Have you ever wondered why two bottles of wine, supposed to be identical in almost every way, sometimes differ in taste and aroma? In other words: Why would two bottles stored under identical conditions taste different?
A few years ago, I was privileged to select and receive a couple of cases of wine that were stored for more than three decades in a decrepit garage. Storage conditions were, to say the least, not ideal. Nevertheless, I’ve found a few gems within this evolutionary challenged lot of wine. Like the 1980 Vergenoegd Cabernet Sauvignon that I opened last night. It was obviously far past its prime, but still shouted Cabernet Sauvignon with a creaky voice. This made me ponder upon the question right at the beginning of this blog.
Bottle variation becomes much more accentuated with time, which is why modern wineries crave uniformity when it comes to bottling of their future old-timers. Gone are the days of barrel by barrel bottling (an exception is Domaine de la Romanee Conti), uneven fill levels and bottling at different temperatures, times and venues. Before the wine trade exploded in Hermitage, wine was sold and bottled barrel by barrel as orders came in. The impact of bottling date barrel variation in this case was huge.
The type of closure (cork or screw cap) plays a critical role in bottle variation. It is even suggested that the cork is the most important factor in bottle variation and I am inclined to agree. A high quality cork will ensure a more uniform wine and will reduce the incidence of embarrassment following the opening of an expensive wine and having someone declare with a snooty voice: “I believe this wine is corked.” No two corks are similar and there can be a remarkable difference between two seemingly similar corks in terms of oxygen transfer into wine. If you want to know more about the effect of oxygen on wine, feel free to read my previous blog about the effect of ageing and micro-oxygenation on wine. By the way, you can treat a wine affected with cork taint at home. Simply line a bowl with polyethylene plastic food wrapping and pour the affected wine into the bowl. The taint will disappear or be much reduced after only a few minutes. TCA (the molecule usually responsible for cork taint) has a very high affinity for the polyethylene molecule and will adhere to the plastic sheet. If you were wondering, I did not see this trick on MacGyver.
If you still do not believe that evaporating wine (from a bottle) is replaced by air, consider that you’ll very seldom see a cork that is sucked into a bottle. This is because the wine that escapes the bottle is replaced by air. Now that we’ve established that air does indeed find its way into a bottle of wine and that this is very dependent on cork variation, I will conclude this blog. You can read more about the other factors critical to bottle variation in Part 2 of this blog.
Until then, why not open a golden oldie and reminisce about the good old days.

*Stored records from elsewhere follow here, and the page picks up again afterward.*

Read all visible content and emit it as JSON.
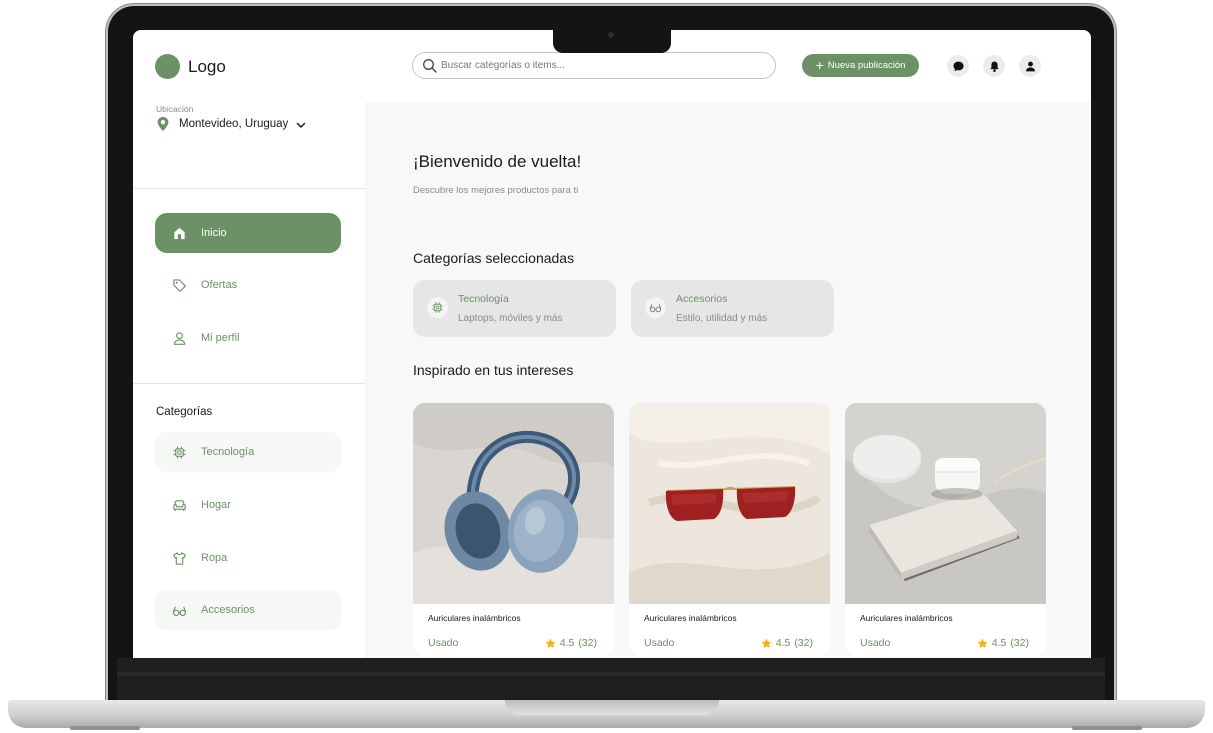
{
  "app": {
    "logo_text": "Logo",
    "brand_color": "#6c9167"
  },
  "header": {
    "search_placeholder": "Buscar categorías o items...",
    "new_post_label": "Nueva publicación",
    "icons": [
      "chat-icon",
      "bell-icon",
      "user-icon"
    ]
  },
  "location": {
    "label": "Ubicación",
    "value": "Montevideo, Uruguay"
  },
  "nav": {
    "items": [
      {
        "label": "Inicio",
        "icon": "home-icon",
        "active": true
      },
      {
        "label": "Ofertas",
        "icon": "tag-icon",
        "active": false
      },
      {
        "label": "Mi perfil",
        "icon": "user-icon",
        "active": false
      }
    ]
  },
  "categories_sidebar": {
    "heading": "Categorías",
    "items": [
      {
        "label": "Tecnología",
        "icon": "chip-icon"
      },
      {
        "label": "Hogar",
        "icon": "sofa-icon"
      },
      {
        "label": "Ropa",
        "icon": "shirt-icon"
      },
      {
        "label": "Accesorios",
        "icon": "glasses-icon"
      }
    ]
  },
  "main": {
    "welcome_title": "¡Bienvenido de vuelta!",
    "welcome_subtitle": "Descubre los mejores productos para ti",
    "selected_categories_title": "Categorías seleccionadas",
    "selected_categories": [
      {
        "title": "Tecnología",
        "subtitle": "Laptops, móviles y más",
        "icon": "chip-icon"
      },
      {
        "title": "Accesorios",
        "subtitle": "Estilo, utilidad y más",
        "icon": "glasses-icon"
      }
    ],
    "interests_title": "Inspirado en tus intereses",
    "products": [
      {
        "name": "Auriculares inalámbricos",
        "condition": "Usado",
        "rating": "4.5",
        "reviews": "(32)",
        "image": "headphones-image"
      },
      {
        "name": "Auriculares inalámbricos",
        "condition": "Usado",
        "rating": "4.5",
        "reviews": "(32)",
        "image": "sunglasses-image"
      },
      {
        "name": "Auriculares inalámbricos",
        "condition": "Usado",
        "rating": "4.5",
        "reviews": "(32)",
        "image": "earbuds-image"
      }
    ]
  }
}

A good bottle of old wine might be hard to find, but the reward is totally worth the anguish as you pull, inspect and smell the ancient cork…
Bernard Mocke is a technical consultant for Oenobrands.
Unfortunately, like most things in life I suppose, too much of a good thing can be bad…and sometimes even dangerous. Although there is a significant upside to the use of healthy, “light” lees, there can be a very destructive downside! And this of course, is what every winemaker wants to dodge…
Some of the solid particles and flakes which form part of lees may be the origin of vegetal aromas and flavors, sometimes up to a point where it almost smells a bit reduced. I have heard the term “sauerkrauty” which is actually a very good descriptor for this phenomena, as it refers to both the elements of vegetal and reductiveness. Another potential risk is the fact that our “friend” the bisulfite ion, which, to a certain degree has an anti-microbial function (although not as significant as molecular SO2), as well as some free SO2, are also bound by these solid particles. Of course in the bound form, SO2 lose most of its antimicrobial function and probably all of its anti-oxidative properties.
This of course is a time bomb, simply because we are now managing all the good microbes in parallel with the high risk ones from which we are normally “protected” as a result of the effects of SO2: Brettanomyces, Pediococcus, Lactobacillus. And – the higher the pH, the higher the risks.
Another risk related to lees contact is the development of reductive odors and metallic tastes. The release of these sulfur compounds may be the result of light lees that is very tightly compacted during wine maturation. This phenomenon is potentially even more hazardous in situations where reductive odors appeared during primary fermentation.
The release of “bitter” substances in wines, combined with reductive and “Brett like odors” is another risk associated with lees contact and is related to contamination by living yeasts such as Brettanomyces and Pichia, as well as lactic acid bacteria like Pediococcus. We are well aware of exactly where they come from: insufficiently disinfected cellar equipment, lack of optimal SO2 management, high pH’s and the release of nutrients into the wine as a result of autolysis.
And speaking of release of nutrients…living lactic acid bacteria may have the ability to metabolize different amino acids with the production of biogenic amines. Hence the importance of hygiene and optimal SO2 management!
What do I propose?
To keep it simple. Manage hygiene. Manage SO2 and pH optimally. Taste frequently. And great will be your reward.